While it delivers on atmospherics purely due to good cinematography, it fails majorly on drama due to rather poor writing and messy direction, and hence fails to tell an important story that it wanted to. We get glimpses of all the subtext it wants to establish, but none of that is developed or given the desired depth, and hence the entire experience remains non engaging.

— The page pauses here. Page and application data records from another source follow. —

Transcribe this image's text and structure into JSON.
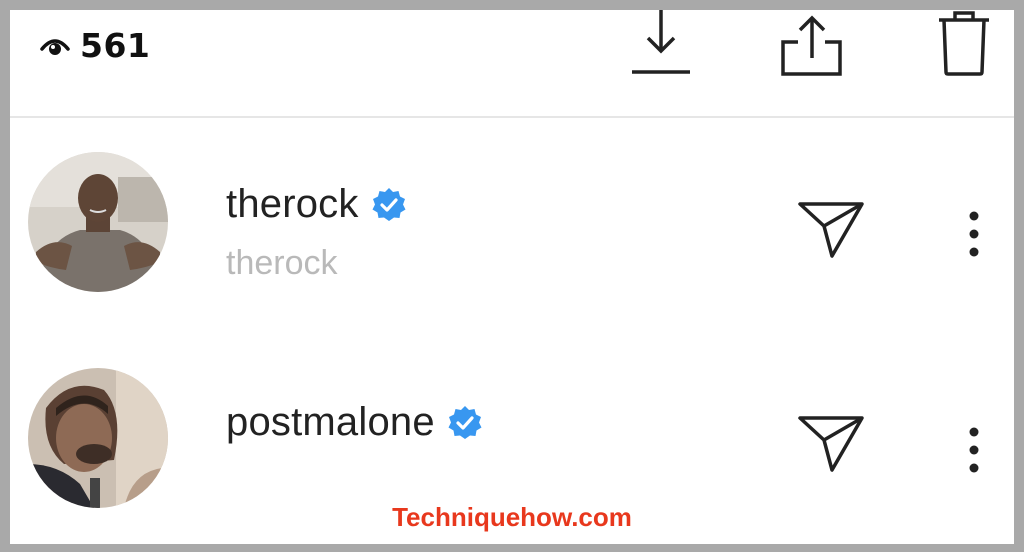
{
  "header": {
    "view_count": "561",
    "icons": [
      "eye-icon",
      "download-icon",
      "share-icon",
      "trash-icon"
    ]
  },
  "viewers": [
    {
      "username": "therock",
      "display_name": "therock",
      "verified": true
    },
    {
      "username": "postmalone",
      "display_name": "",
      "verified": true
    }
  ],
  "watermark": "Techniquehow.com",
  "colors": {
    "verified_badge": "#3897f0",
    "subtitle_text": "#b9b9b9",
    "watermark": "#e8381d"
  }
}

There is very little background established, and there is practically very little to justify why this should be set up in a near dystopian future, possibly just to stay away from controversies of making a statement on current socio political environment. All that it wants us to believe will happen in the future in the name of religious hatred and political terror is pretty much a reality today. But the makers want to play it safe and also want to jazz it up by making the statement on dystopia, but make no effort again to further establish a world that is likely to be very different from today.
There are also several gaping holes in the script. Most of the action that happens in the undercover interrogation unit is haphazard and some of it feels outright stupid. Such poor security cover, easily compromisable cells, deserted alleys when such dreaded criminals are staying there, an absolutely caricaturish Faulad Singh and his histrionics makes you really question the writing heavily. And in which world would they ever put in a lady with a gang of hardcore criminals in the same locker cell?
Also, the setup is built on heavy cliches and need for convenience. Since there is a bengali (or somewhere from East) lady officer, she has to go wrong on her hindi grammar while speaking. The unit has to have all Hindu officers except Apte, who of course is Muslim, and Kaul just needed to be Christian for the entire unit to go against him. Also, the darkness within has to be forced in because of all night and indoor shots, and the only one shot in daylight is when the protagonist has to serve her justice.
Its so unfortunate then that a pretty good performance by Radhika Apte gets lost in a writing like this. She doesn’t have a script that could stand with her performance. Even poorer is the writing of Manav Kaul‘s character. His is possibly the most unsure performance of them all. In the smaller roles, Ratnabali Bhattacharjee stands out. Mahesh Balraj fails to arouse the nemesis that he needed to.
We had a well made Pari earlier this year that had taken the horror genre to another level by layering it with deeper subtext and more meaningful drama than just being a jump scare offering. Ghoul intends to do that, but unfortunately takes quite a few steps backward in the effort, and fails to expose the demons within.